Don't you remember sweet Alice, Ben Bolt?
Sweet Alice, with hair so brown,
Who blushed with delight if you gave her a smile,
And trembled with fear at your frown?
In the old church-yard in the valley, Ben Bolt,
In a corner obscure and lone.
They have fitted a slab of granite so gray,
And Alice lies under the stone.
Under the hickory tree, Ben Bolt,
That stood at the foot of the hill,
Together we've lain in the noon day shade
And listened to Appleton's mill.
The mill-wheel has fallen to pieces, Ben Bolt,
The rafters have tumbled in.
And a quiet that crawls round the wall as you gaze.
Takes the place of the olden din.
Do you mind the cabin of logs, Ben Bolt,
That stood in the pathless wood?
And the button-ball tree, with its motley boughs,
That nigh by the door-step stood?
The cabin to ruin has gone, Ben Bolt;
You would look for the tree in vain;
And where once the lords of the forest stood,
Grows grass And the golden grain.
And don't you remember the school, Ben Bolt,
And the master so cruel and grim?
And the shady nook in the running brook,
Where the children went to swim?
Grass grows on the master's grave, Ben Bolt,
The spring of the brook is dry,
And of all the boys who were schoolmates then,
There are only you And I!
There's a change in the things I love, Ben Bolt;
They have changed from the old to the new;
But I feel in the core of my spirit the truth,
There never was a change in you.
Twelve months twenty have passed, Ben Bolt,

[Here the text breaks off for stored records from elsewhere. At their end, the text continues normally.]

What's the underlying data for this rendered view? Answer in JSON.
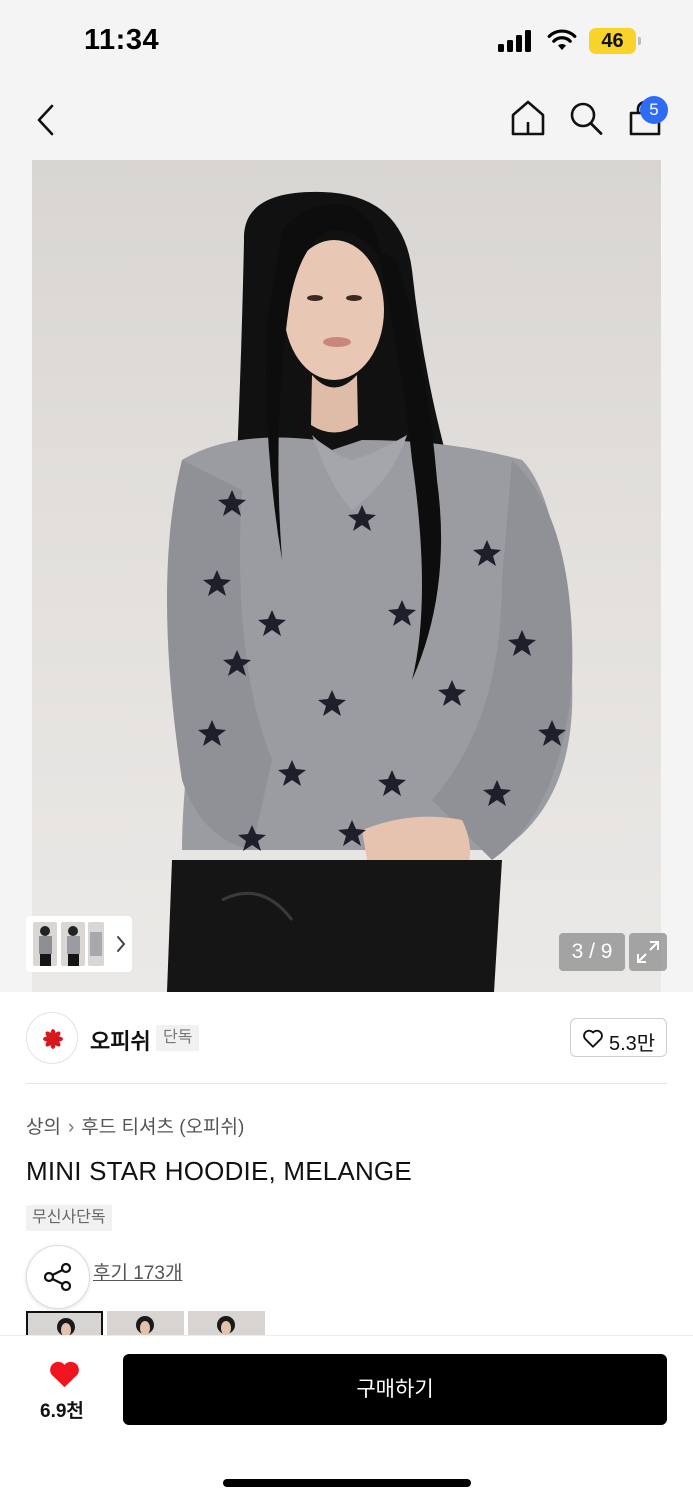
{
  "status_bar": {
    "time": "11:34",
    "battery_level": "46",
    "icons": [
      "signal-icon",
      "wifi-icon",
      "battery-icon"
    ]
  },
  "nav": {
    "icons": [
      "back-icon",
      "home-icon",
      "search-icon",
      "bag-icon"
    ],
    "cart_badge": "5"
  },
  "gallery": {
    "counter": "3 / 9",
    "icons": [
      "chevron-right-icon",
      "expand-icon"
    ]
  },
  "brand": {
    "name": "오피쉬",
    "tag": "단독",
    "likes": "5.3만"
  },
  "product": {
    "breadcrumb": [
      "상의",
      "후드 티셔츠 (오피쉬)"
    ],
    "title": "MINI STAR HOODIE, MELANGE",
    "tag": "무신사단독",
    "review_link": "후기 173개"
  },
  "bottom_bar": {
    "wish_count": "6.9천",
    "buy_label": "구매하기"
  },
  "colors": {
    "accent_blue": "#2f6cf6",
    "heart_red": "#f0141e",
    "battery_yellow": "#f8d32a",
    "buy_button": "#000000"
  }
}
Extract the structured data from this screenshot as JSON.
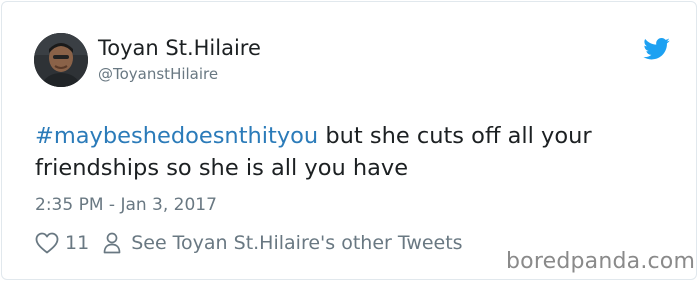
{
  "author": {
    "display_name": "Toyan St.Hilaire",
    "handle": "@ToyanstHilaire"
  },
  "tweet": {
    "hashtag": "#maybeshedoesnthityou",
    "text": " but she cuts off all your friendships so she is all you have",
    "timestamp": "2:35 PM - Jan 3, 2017"
  },
  "actions": {
    "like_count": "11",
    "other_tweets_label": "See Toyan St.Hilaire's other Tweets"
  },
  "icons": {
    "brand": "twitter-bird-icon",
    "like": "heart-icon",
    "profile": "person-icon"
  },
  "colors": {
    "hashtag": "#2b7bb9",
    "twitter_blue": "#1da1f2",
    "muted_text": "#697882",
    "main_text": "#1c2022",
    "border": "#e1e8ed"
  },
  "watermark": "boredpanda.com"
}
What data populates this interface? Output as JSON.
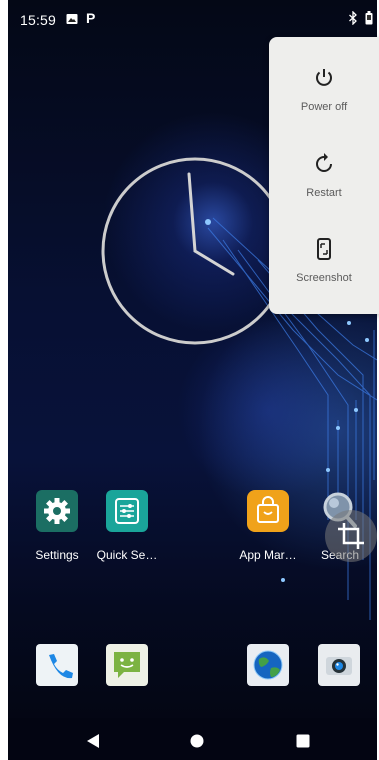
{
  "status_bar": {
    "time": "15:59",
    "icons": [
      "image-notification-icon",
      "p-notification-icon",
      "bluetooth-icon",
      "battery-icon"
    ],
    "p_glyph": "P"
  },
  "clock": {
    "hour_hand_angle_deg": 125,
    "minute_hand_angle_deg": -4
  },
  "power_menu": {
    "items": [
      {
        "label": "Power off",
        "icon": "power-icon"
      },
      {
        "label": "Restart",
        "icon": "restart-icon"
      },
      {
        "label": "Screenshot",
        "icon": "screenshot-icon"
      }
    ]
  },
  "apps": [
    {
      "label": "Settings",
      "icon": "settings-gear-icon",
      "color": "#1b6e63"
    },
    {
      "label": "Quick Se…",
      "icon": "sliders-icon",
      "color": "#1aa59a"
    },
    {
      "label": "App Mar…",
      "icon": "shopping-bag-icon",
      "color": "#f0a21a"
    },
    {
      "label": "Search",
      "icon": "magnifier-icon",
      "color": "#9aa7b5"
    }
  ],
  "dock": [
    {
      "name": "phone",
      "icon": "phone-icon",
      "color": "#1e88e5"
    },
    {
      "name": "messages",
      "icon": "message-icon",
      "color": "#8bc34a"
    },
    {
      "name": "browser",
      "icon": "globe-icon",
      "color": "#1f76c8"
    },
    {
      "name": "camera",
      "icon": "camera-icon",
      "color": "#1565c0"
    }
  ],
  "floating_button": {
    "icon": "crop-icon"
  },
  "nav_bar": {
    "buttons": [
      "back-icon",
      "home-icon",
      "recents-icon"
    ]
  }
}
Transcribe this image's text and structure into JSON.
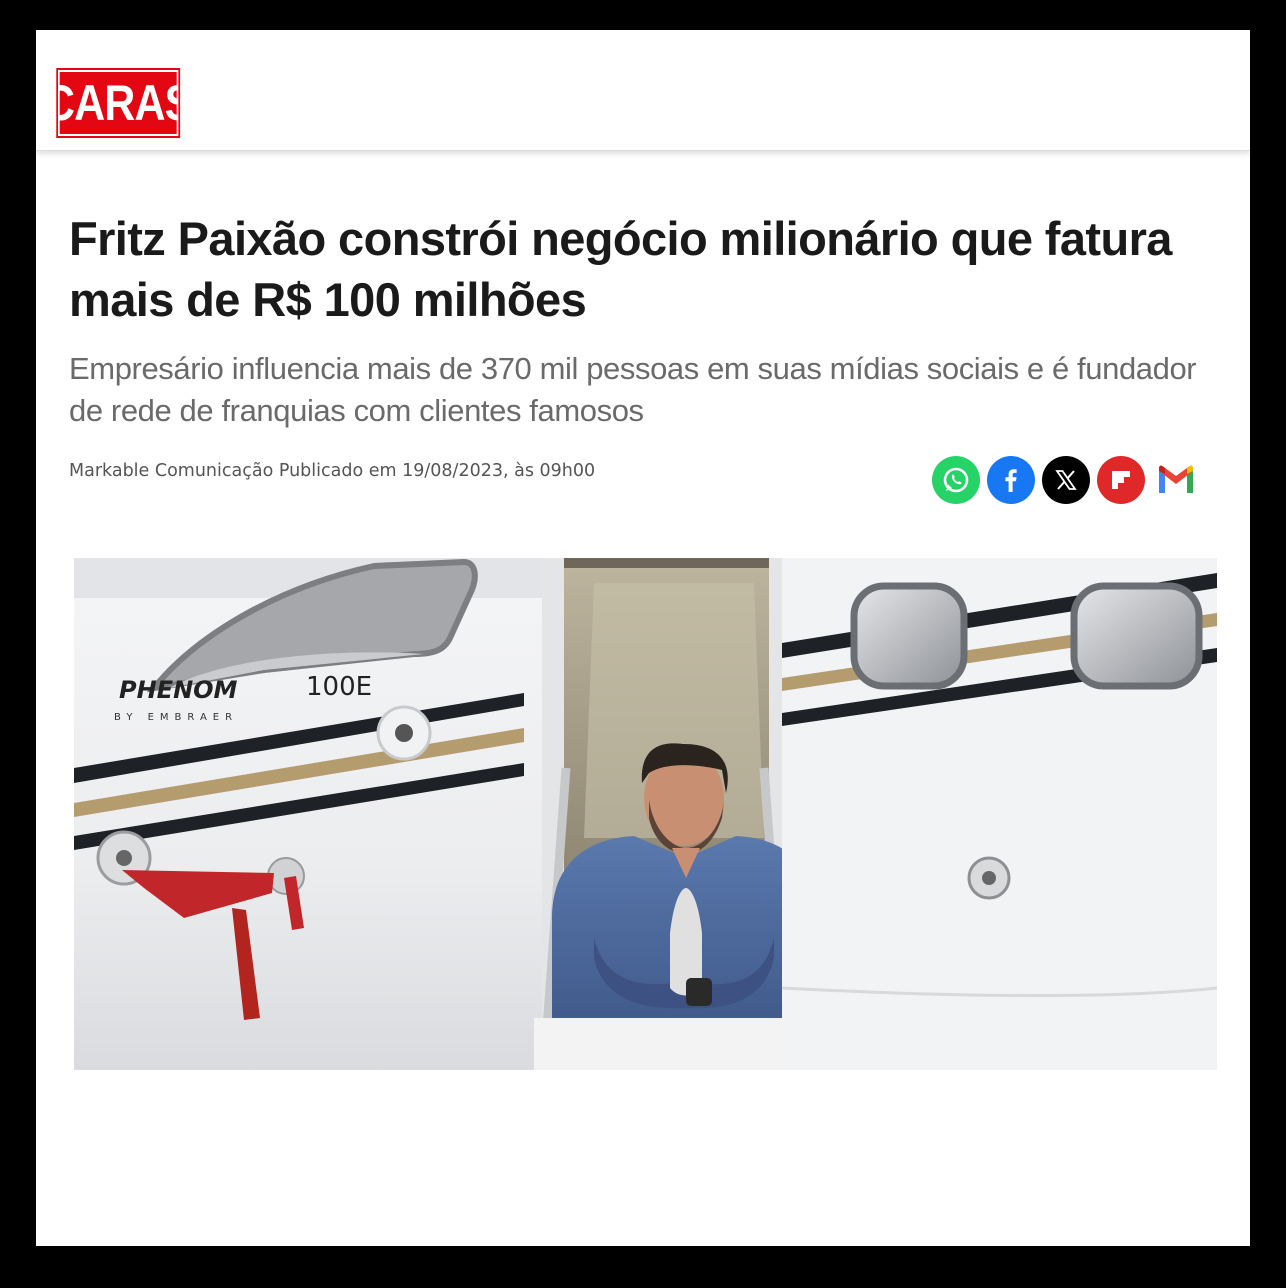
{
  "site": {
    "logo_text": "CARAS",
    "brand_color": "#e30613"
  },
  "article": {
    "headline": "Fritz Paixão constrói negócio milionário que fatura mais de R$ 100 milhões",
    "subtitle": "Empresário influencia mais de 370 mil pessoas em suas mídias sociais e é fundador de rede de franquias com clientes famosos",
    "byline": "Markable Comunicação Publicado em 19/08/2023, às 09h00"
  },
  "share": {
    "buttons": [
      {
        "icon": "whatsapp-icon",
        "color": "#25d366"
      },
      {
        "icon": "facebook-icon",
        "color": "#1877f2"
      },
      {
        "icon": "x-icon",
        "color": "#000000"
      },
      {
        "icon": "flipboard-icon",
        "color": "#e12828"
      },
      {
        "icon": "gmail-icon",
        "color": "#ea4335"
      }
    ]
  },
  "hero_image": {
    "aircraft_model": "PHENOM",
    "aircraft_model_suffix": "100E",
    "aircraft_maker": "BY EMBRAER"
  }
}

Since first we were friends, yet I hail
Thy presence a blessing, thy friendship a truth,
Ben Bolt of the salt-sea gale!